PERSONAL ACTION IS POLITICAL|
Defy City Hall
In 1979, I was living in rural Kay County, Oklahoma. I’d never done anything remotely political when an accident changed my life. The teenage son of a farmer crashed the family grain truck while hauling the farm’s load of grain to the local co-op. At the time, I worked for an insurance agent and always carried a camera, so I took pictures and talked to the family members. They explained that the boy had never driven a fully loaded truck, so when he had to dodge a huge pothole in the county road, the truck overturned, breaking the axle. The small family farmer had postponed buying auto insurance until he got the proceeds from the harvest. With no insurance, the family lost the truck and shortly thereafter the farm.
I was heartbroken for them. It was then that I started noticing that the roads where smaller farmers lived had more potholes than where bigger, better-off farmers lived. Even though I had been raised in a working-poor family of nine children, I no longer lived “on the poor side of town.” When I started asking questions, people close to me told me not to worry about it, since my roads were in good shape. But I couldn’t forget about it after seeing the defeat and hopelessness in that farmer’s eyes.
My questions eventually led me to my own county commissioner’s office. I was petrified. I had never approached a public official before in my life. I was carrying my young son as I approached his desk. When I tentatively asked him about the bad roads and showed him my pictures, I’m sure my hands and voice were shaking. He leaned back in his chair, slammed his boots on his desk, and told me to take my boy and go back to the kitchen where I belonged. Pointing to the front door, he said, “You’ll be better off if you leave me alone and let me do my job.”
Ironically, if he had tried to reassure or appease me, I might have dropped the issue. Instead, infuriated, I wrote letters to several local newspapers. To my surprise, my letter explaining what had happened and my pictures of the potholes were published. Sometime later, the Oklahoma Bureau of Investigation assigned undercover agents to shadow our commissioners, and the agents documented that the money allocated for road repair was instead going into the commissioners’ pockets. By the end of 1981, almost every county commissioner in the state had been arrested and indicted for corruption.

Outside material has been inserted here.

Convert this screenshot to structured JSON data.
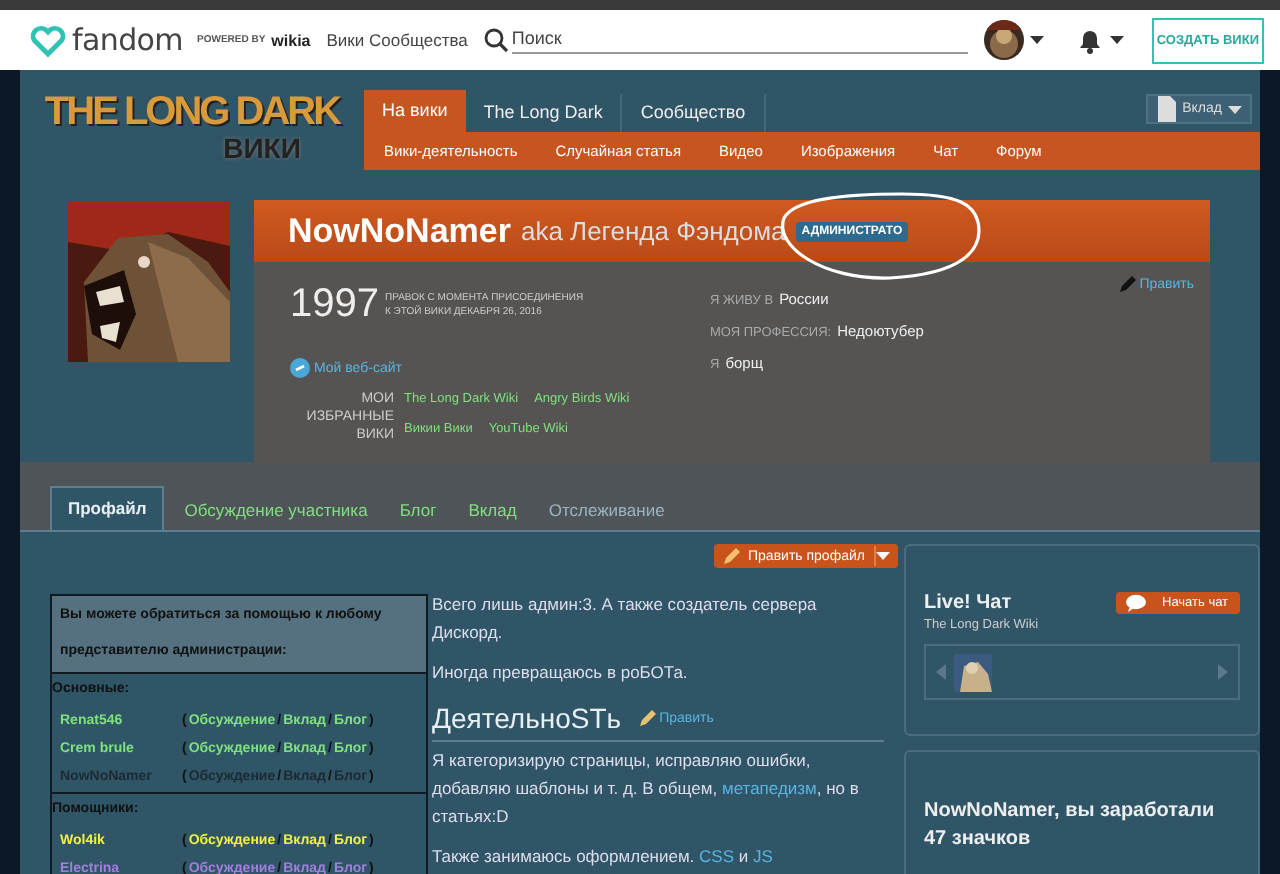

I can’t take credit for the investigation or the outcome, but I’m proud that I didn’t just walk away, allowing that poor excuse for a public servant to silence me. I didn’t know that the commissioners were swindling hardworking Oklahoma citizens, but his not listening (in fact, insulting me) was a sign that something was very wrong. This was not the America I had learned to be proud of. This was not self-government in action. When I saw that he was neglecting those ideals, I didn’t give up on them—I became more determined to make him, my government official, live up to them.
Reinforced with a renewed belief in what citizens can and must do to hold onto their democratic way of life, I later competed for and won a national women’s fellowship to work on Capitol Hill. After that, I became a lobbyist and grassroots organizer.
My journey began in a tiny town because a county commissioner refused to listen to me. I got from there to here solely because I never lost faith in the American ideals of liberty and justice for all, and especially because I never surrendered my steadfast conviction in the word “all.”
|Jerilyn Fay Kelle, Ph.D., is an assistant professor at Mary Baldwin College.|